PN: You can really see that in the illustrations he did for Ruth’s books — especially A Hole Is to Dig, Open House for Butterflies. The personality really comes through.
MS: Exactly. A lot of them, in my case, I don’t do any of that at all. I go by the fact that I used to be a child myself, and there’s something always left, and if I like what I’m doing, the kids will like it, too.
Of working with Ruth, he later elaborated:
MS: … They [Krauss and Johnson] were people that I saw, I was delighted to see them when I saw them, but we weren’t really that close. With Ruth, of course, professionally. And, most of the time, I was put off by her.
PN: Well, she seems like she was fairly difficult to work with, from talking to people but also from reading — I was reading her letters at HarperCollins a few weeks ago. I think she required extra maintenance on the part of those who worked with her.
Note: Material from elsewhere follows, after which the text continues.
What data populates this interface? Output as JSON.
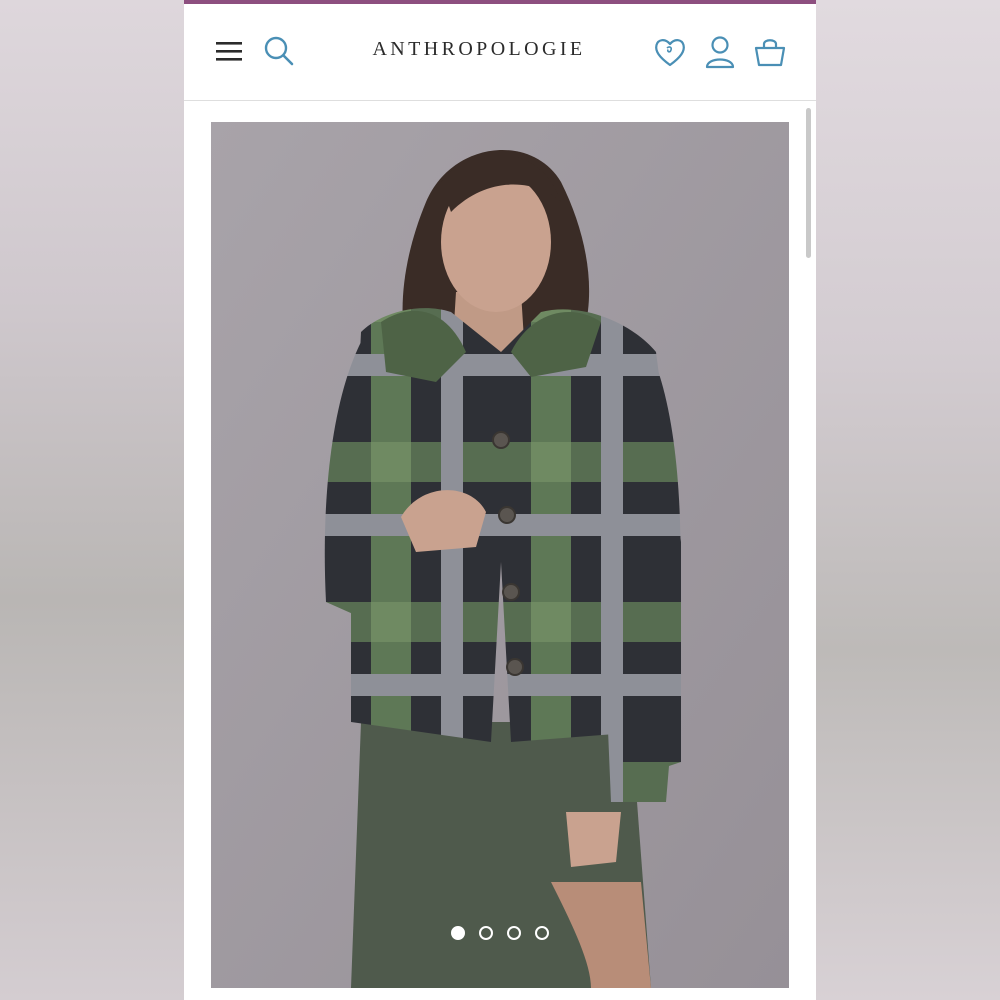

MS: But, as I say, as I look back on it, she was very sound. Her remarks were very good. The thing is that anybody trying to hold my hand, even if they’re on the right track, if they try to hold my hand while I’m working, causes me to want to shake, to shake [them] off. And, she also had a little bit of the political correctness thing. I remember once I did an illustration of a primitive guy, and I had a beard on him like a Stone Age man, and she said “well, no we can’t have that because that implies that he was Stone Age, that he was primitive, that he wasn’t intelligent.” I couldn’t believe it that she would say things like that. And now people are saying it all the time.
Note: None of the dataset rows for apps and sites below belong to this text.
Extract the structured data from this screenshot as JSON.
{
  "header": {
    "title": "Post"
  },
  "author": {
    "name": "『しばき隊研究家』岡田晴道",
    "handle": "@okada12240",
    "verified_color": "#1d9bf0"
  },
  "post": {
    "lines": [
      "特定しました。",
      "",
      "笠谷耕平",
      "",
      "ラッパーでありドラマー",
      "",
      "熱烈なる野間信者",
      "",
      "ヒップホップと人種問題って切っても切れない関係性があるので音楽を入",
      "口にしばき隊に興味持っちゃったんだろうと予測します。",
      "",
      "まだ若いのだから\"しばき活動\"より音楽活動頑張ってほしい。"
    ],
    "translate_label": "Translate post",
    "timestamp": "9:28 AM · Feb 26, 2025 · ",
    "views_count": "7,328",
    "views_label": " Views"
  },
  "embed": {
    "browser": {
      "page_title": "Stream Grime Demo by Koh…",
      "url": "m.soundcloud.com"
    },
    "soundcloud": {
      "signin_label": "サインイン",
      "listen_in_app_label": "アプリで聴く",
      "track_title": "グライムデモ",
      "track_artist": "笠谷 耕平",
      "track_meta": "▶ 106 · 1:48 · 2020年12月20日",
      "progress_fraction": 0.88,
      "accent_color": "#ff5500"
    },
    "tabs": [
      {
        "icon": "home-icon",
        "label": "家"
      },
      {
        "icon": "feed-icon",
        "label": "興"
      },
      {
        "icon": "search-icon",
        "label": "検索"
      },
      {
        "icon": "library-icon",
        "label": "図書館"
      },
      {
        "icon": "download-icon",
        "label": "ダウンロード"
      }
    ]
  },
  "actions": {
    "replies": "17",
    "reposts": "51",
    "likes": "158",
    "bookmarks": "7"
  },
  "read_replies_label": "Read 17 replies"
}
PN: She was a bit ahead of the curve on the political correctness issue, I guess…
MS: Yeah, that’s true.
PN: That’s interesting.
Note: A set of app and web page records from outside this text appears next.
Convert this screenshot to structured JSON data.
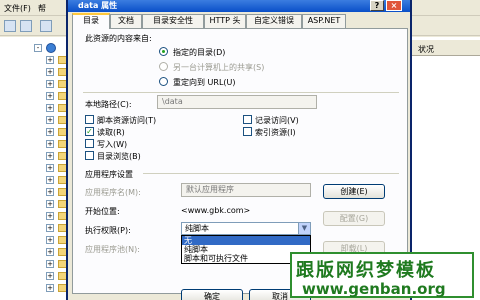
{
  "background_window": {
    "menu": [
      "文件(F)",
      "帮"
    ],
    "right_column_header": "状况"
  },
  "dialog": {
    "title": "data 属性",
    "help_label": "?",
    "close_label": "×",
    "tabs": [
      "目录",
      "文档",
      "目录安全性",
      "HTTP 头",
      "自定义错误",
      "ASP.NET"
    ],
    "content_source": {
      "heading": "此资源的内容来自:",
      "options": [
        {
          "label": "指定的目录(D)",
          "selected": true,
          "enabled": true
        },
        {
          "label": "另一台计算机上的共享(S)",
          "selected": false,
          "enabled": false
        },
        {
          "label": "重定向到 URL(U)",
          "selected": false,
          "enabled": true
        }
      ]
    },
    "local_path": {
      "label": "本地路径(C):",
      "value": "\\data"
    },
    "checkboxes_left": [
      {
        "label": "脚本资源访问(T)",
        "checked": false
      },
      {
        "label": "读取(R)",
        "checked": true
      },
      {
        "label": "写入(W)",
        "checked": false
      },
      {
        "label": "目录浏览(B)",
        "checked": false
      }
    ],
    "checkboxes_right": [
      {
        "label": "记录访问(V)",
        "checked": false
      },
      {
        "label": "索引资源(I)",
        "checked": false
      }
    ],
    "app_settings": {
      "heading": "应用程序设置",
      "app_name_label": "应用程序名(M):",
      "app_name_value": "默认应用程序",
      "create_button": "创建(E)",
      "start_point_label": "开始位置:",
      "start_point_value": "<www.gbk.com>",
      "config_button": "配置(G)",
      "exec_perm_label": "执行权限(P):",
      "exec_perm_value": "纯脚本",
      "exec_options": [
        "无",
        "纯脚本",
        "脚本和可执行文件"
      ],
      "app_pool_label": "应用程序池(N):",
      "unload_button": "卸载(L)"
    },
    "footer": {
      "ok": "确定",
      "cancel": "取消"
    }
  },
  "watermark": {
    "text": "跟版网织梦模板",
    "url": "www.genban.org"
  },
  "colors": {
    "titlebar": "#0a4fc8",
    "active_tab_accent": "#ffc83c",
    "selection": "#316ac5",
    "watermark_green": "#1f7a1f"
  }
}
MS: I’m sure she was ahead of her time on the feminism, too. I’m sure she was.
In addition to The Happy Day, Simont illustrated three other Krauss books: The Big World and the Little House (1949), The Backward Day (1950) and the new edition of A Good Man and His Good Wife (1962; originally illustrated by Ad Reinhardt, 1944).
He was extraordinarily kind to me. After our chat, he FAXed me copies of correspondence with both Johnson and Krauss, including Krauss’s typed manuscript for The Happy Day, with her notes on where the text should be placed on each page! Indicative of his generosity, along with this correspondence, he took the time to amend what he said about Ruth: “I was glad to look through my correspondence and find the letter I remembered as criticism which wasn’t at all.”
One more anecdote, since it got cut from the bio.:
I remember once we went to a party in Greenwich Village, where a group of young men were doing a farewell party for Truman Capote. And big signs saying “Caio” and so forth and so on. And Truman Capote didn’t show up. (Laughs.) I think Ruth and Dave took me to that thing. But I know I never kept up with any of the people at the party. It was just a one-evening thing. If it hadn’t been for that detail of the party for Truman Capote and Truman Capote didn’t show up, I probably wouldn’t have remembered it.
The “Dave” in the above reminiscence is Crockett Johnson (his given name was Dave). I guess my editors thought it superfluous to mention a farewell party for Truman Capote at which the guest of honor failed to show. And they may be right. I, of course, thought it was funny. And so did Simont.
It seems that, every month, another giant from the field of children’s books leaves us. That said, Simont evaded this sad inevitability for longer than most. 97! And still working in his final years, too. His most recent picture book, The Beautiful Planet, was published in 2010. Remarkable. My thanks to him for his gifts to the art of children’s books, and to lending a hand to a neophyte biographer. Godspeed.
More about Marc Simont:
- Margalit Fox, “Marc Simont, Classic Children’s Book Illustrator, Dies at 97,” New York Times, 17 July 2013.
- Leonard S. Marcus, “Marc Simont’s Sketchbooks: The Art Academy Years, 1935-1938,” The Horn Book, March/April 2004.
- Political Cartoons from Marc Simont
- Marc Simont Papers, Northeast Children’s Literature Collection, Dodd Center, University of Connecticut